◆ **WHAT NEEDS TO BE DONE**:
The answer must be every line from the listing that holds the string "label".

◆ **ENTRIES SUPPLIED**:
□ □ □ □ □ □ □
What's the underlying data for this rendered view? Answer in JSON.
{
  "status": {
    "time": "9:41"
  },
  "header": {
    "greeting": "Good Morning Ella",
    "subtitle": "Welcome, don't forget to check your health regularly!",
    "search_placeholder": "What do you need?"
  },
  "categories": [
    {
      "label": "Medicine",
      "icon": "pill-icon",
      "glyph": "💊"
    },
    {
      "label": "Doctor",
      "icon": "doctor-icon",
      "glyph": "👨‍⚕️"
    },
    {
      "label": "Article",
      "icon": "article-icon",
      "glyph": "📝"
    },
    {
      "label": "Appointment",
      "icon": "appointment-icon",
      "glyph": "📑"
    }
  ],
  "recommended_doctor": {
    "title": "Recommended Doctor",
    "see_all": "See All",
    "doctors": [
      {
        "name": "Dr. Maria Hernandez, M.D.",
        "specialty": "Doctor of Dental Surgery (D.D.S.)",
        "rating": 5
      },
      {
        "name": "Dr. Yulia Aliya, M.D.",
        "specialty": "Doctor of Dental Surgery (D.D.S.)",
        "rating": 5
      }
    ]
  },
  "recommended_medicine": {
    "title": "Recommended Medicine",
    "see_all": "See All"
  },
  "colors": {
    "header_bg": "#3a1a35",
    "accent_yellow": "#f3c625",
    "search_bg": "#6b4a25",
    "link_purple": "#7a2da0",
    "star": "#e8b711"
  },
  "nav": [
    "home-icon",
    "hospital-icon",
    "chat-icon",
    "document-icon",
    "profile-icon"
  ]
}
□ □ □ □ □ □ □
◆ **SOLUTION TO THIS EXERCISE**:
      "label": "Medicine",
      "label": "Doctor",
      "label": "Article",
      "label": "Appointment",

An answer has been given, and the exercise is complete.